"I became a recluse in my own house," Hancock said. "It would not have been good for me to run into him in my own hometown."

Her emotional state finally got so bad, Hancock said, that she ended up walking away from the home she and her husband, Dennis, built and their 20 acres and moved to another community. She said she has been told Brazeal has now left the state.

"I was dying down there," she said.

When she left Elfrida, she had Mandy's remains exhumed, cremated and blown into a snow globe.

Hancock and Snyder said they have taken some solace from their surviving children and grandchildren.

Gonzales gave Snyder four grandchildren. Hancock has 19 grandchildren between her daughter, Nikki, son, Brian, and 11 foster children.

Because she has claustrophobia, Snyder said she will be watching Stokley's execution on a closed-circuit TV at the prison.

Although she sometimes thinks Stokley is "getting off easy," Snyder also believes the execution will provide her some closure.

Gonzales, who said her two daughters resemble her sister, said she's attending the execution for two reasons.

"I wasn't there when it happened and I need to be there now," Gonzales said. "I also need to know it's done."

Hancock recalls vividly the last time she saw Stokley. It was at his sentencing.

"I told him 'The last face my Mandy saw was yours and the last face you'll see is mine," Hancock said.

On StarNet: For photos and case briefs of death-row inmates in Arizona, go to

"They not only took those girls away, they destroyed families as well."

Elisha Gonzales, sister of Mary Snyder

Contact reporter Kim Smith at 573-4241 or

Be the first to know

* I understand and agree that registration on or use of this site constitutes agreement to its user agreement and privacy policy.

Related to this story

  • Updated

Mug shots and crime stories about inmates on Arizona's death row. Crime information comes directly from the Arizona Department of Corrections …
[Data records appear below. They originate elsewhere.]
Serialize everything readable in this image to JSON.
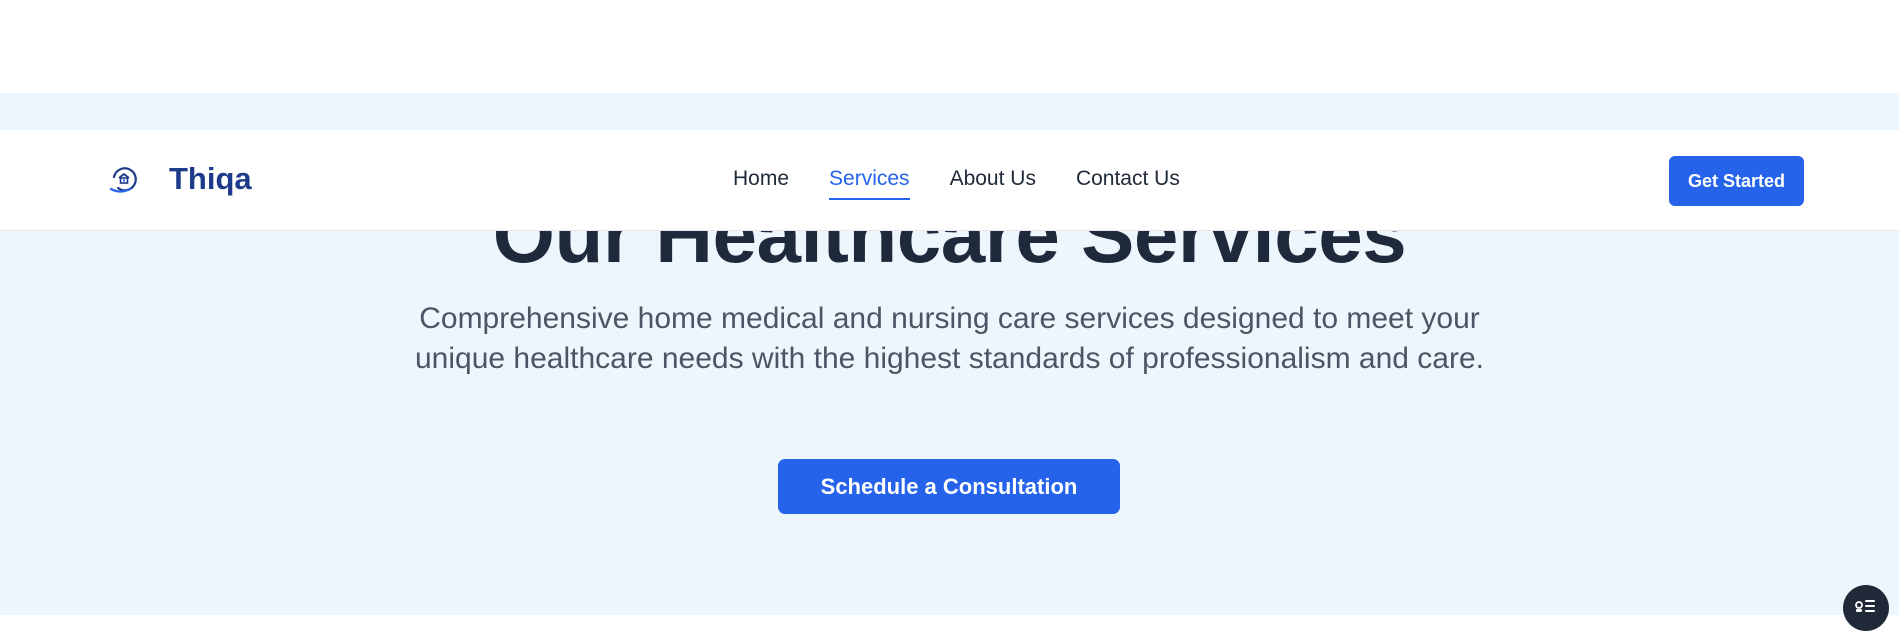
{
  "header": {
    "brand_name": "Thiqa",
    "logo_icon": "home-heart-logo-icon",
    "nav": [
      {
        "label": "Home",
        "active": false
      },
      {
        "label": "Services",
        "active": true
      },
      {
        "label": "About Us",
        "active": false
      },
      {
        "label": "Contact Us",
        "active": false
      }
    ],
    "cta_label": "Get Started"
  },
  "hero": {
    "title": "Our Healthcare Services",
    "subtitle": "Comprehensive home medical and nursing care services designed to meet your unique healthcare needs with the highest standards of professionalism and care.",
    "cta_label": "Schedule a Consultation"
  },
  "floating_widget": {
    "icon": "list-settings-icon"
  },
  "colors": {
    "primary": "#2563eb",
    "brand_text": "#1e3a8a",
    "hero_bg": "#eef6fd",
    "heading": "#1e293b",
    "body_text": "#4b5563"
  }
}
Get up-to-the-minute news sent straight to your device.


News Alerts

Breaking News